_WHAT YOU HAVE TO DO_
Each entry that follows should be retyped exactly.

_RECORDED INFORMATION_
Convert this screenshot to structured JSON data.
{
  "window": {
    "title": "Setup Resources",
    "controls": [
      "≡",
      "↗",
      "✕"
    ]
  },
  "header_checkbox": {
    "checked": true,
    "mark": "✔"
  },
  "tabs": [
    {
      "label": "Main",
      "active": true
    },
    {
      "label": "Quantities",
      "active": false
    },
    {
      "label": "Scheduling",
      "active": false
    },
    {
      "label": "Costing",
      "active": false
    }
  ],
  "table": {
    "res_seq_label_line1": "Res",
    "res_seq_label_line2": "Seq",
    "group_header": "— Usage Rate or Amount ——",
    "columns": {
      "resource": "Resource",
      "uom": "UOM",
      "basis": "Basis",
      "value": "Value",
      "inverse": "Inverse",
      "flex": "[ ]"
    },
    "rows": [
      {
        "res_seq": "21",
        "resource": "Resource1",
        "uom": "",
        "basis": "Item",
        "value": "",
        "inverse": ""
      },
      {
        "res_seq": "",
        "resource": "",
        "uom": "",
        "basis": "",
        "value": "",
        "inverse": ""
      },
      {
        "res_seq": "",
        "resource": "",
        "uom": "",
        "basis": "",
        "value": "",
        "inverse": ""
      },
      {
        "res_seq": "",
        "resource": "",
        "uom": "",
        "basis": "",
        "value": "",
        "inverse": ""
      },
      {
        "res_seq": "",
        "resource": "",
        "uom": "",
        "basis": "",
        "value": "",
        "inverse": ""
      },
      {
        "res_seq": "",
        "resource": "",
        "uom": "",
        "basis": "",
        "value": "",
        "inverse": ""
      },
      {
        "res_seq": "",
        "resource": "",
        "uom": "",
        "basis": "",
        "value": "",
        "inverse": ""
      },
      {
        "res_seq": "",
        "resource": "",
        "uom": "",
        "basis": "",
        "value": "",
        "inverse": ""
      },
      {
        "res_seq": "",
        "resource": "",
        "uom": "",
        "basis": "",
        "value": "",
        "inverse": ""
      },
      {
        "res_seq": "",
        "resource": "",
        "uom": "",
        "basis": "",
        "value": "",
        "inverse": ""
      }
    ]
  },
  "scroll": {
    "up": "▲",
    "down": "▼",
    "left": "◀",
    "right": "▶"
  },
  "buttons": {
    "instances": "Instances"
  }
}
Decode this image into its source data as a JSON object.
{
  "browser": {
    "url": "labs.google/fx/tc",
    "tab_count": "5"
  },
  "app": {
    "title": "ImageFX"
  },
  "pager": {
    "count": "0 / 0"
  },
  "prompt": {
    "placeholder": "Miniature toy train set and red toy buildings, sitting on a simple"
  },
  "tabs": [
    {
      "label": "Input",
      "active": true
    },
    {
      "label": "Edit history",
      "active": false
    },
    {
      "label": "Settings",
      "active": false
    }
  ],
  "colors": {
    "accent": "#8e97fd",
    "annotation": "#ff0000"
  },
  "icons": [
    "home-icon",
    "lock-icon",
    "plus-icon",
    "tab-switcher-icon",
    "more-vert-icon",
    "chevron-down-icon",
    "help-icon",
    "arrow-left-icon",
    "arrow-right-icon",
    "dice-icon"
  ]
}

_SOLUTION_
Convert this screenshot to structured JSON data.
{
  "window": {
    "title": "Setup Resources",
    "controls": [
      "≡",
      "↗",
      "✕"
    ]
  },
  "header_checkbox": {
    "checked": true,
    "mark": "✔"
  },
  "tabs": [
    {
      "label": "Main",
      "active": true
    },
    {
      "label": "Quantities",
      "active": false
    },
    {
      "label": "Scheduling",
      "active": false
    },
    {
      "label": "Costing",
      "active": false
    }
  ],
  "table": {
    "res_seq_label_line1": "Res",
    "res_seq_label_line2": "Seq",
    "group_header": "— Usage Rate or Amount ——",
    "columns": {
      "resource": "Resource",
      "uom": "UOM",
      "basis": "Basis",
      "value": "Value",
      "inverse": "Inverse",
      "flex": "[ ]"
    },
    "rows": [
      {
        "res_seq": "21",
        "resource": "Resource1",
        "uom": "",
        "basis": "Item",
        "value": "",
        "inverse": ""
      },
      {
        "res_seq": "",
        "resource": "",
        "uom": "",
        "basis": "",
        "value": "",
        "inverse": ""
      },
      {
        "res_seq": "",
        "resource": "",
        "uom": "",
        "basis": "",
        "value": "",
        "inverse": ""
      },
      {
        "res_seq": "",
        "resource": "",
        "uom": "",
        "basis": "",
        "value": "",
        "inverse": ""
      },
      {
        "res_seq": "",
        "resource": "",
        "uom": "",
        "basis": "",
        "value": "",
        "inverse": ""
      },
      {
        "res_seq": "",
        "resource": "",
        "uom": "",
        "basis": "",
        "value": "",
        "inverse": ""
      },
      {
        "res_seq": "",
        "resource": "",
        "uom": "",
        "basis": "",
        "value": "",
        "inverse": ""
      },
      {
        "res_seq": "",
        "resource": "",
        "uom": "",
        "basis": "",
        "value": "",
        "inverse": ""
      },
      {
        "res_seq": "",
        "resource": "",
        "uom": "",
        "basis": "",
        "value": "",
        "inverse": ""
      },
      {
        "res_seq": "",
        "resource": "",
        "uom": "",
        "basis": "",
        "value": "",
        "inverse": ""
      }
    ]
  },
  "scroll": {
    "up": "▲",
    "down": "▼",
    "left": "◀",
    "right": "▶"
  },
  "buttons": {
    "instances": "Instances"
  }
}
Decode this image into its source data as a JSON object.
{
  "browser": {
    "url": "labs.google/fx/tc",
    "tab_count": "5"
  },
  "app": {
    "title": "ImageFX"
  },
  "pager": {
    "count": "0 / 0"
  },
  "prompt": {
    "placeholder": "Miniature toy train set and red toy buildings, sitting on a simple"
  },
  "tabs": [
    {
      "label": "Input",
      "active": true
    },
    {
      "label": "Edit history",
      "active": false
    },
    {
      "label": "Settings",
      "active": false
    }
  ],
  "colors": {
    "accent": "#8e97fd",
    "annotation": "#ff0000"
  },
  "icons": [
    "home-icon",
    "lock-icon",
    "plus-icon",
    "tab-switcher-icon",
    "more-vert-icon",
    "chevron-down-icon",
    "help-icon",
    "arrow-left-icon",
    "arrow-right-icon",
    "dice-icon"
  ]
}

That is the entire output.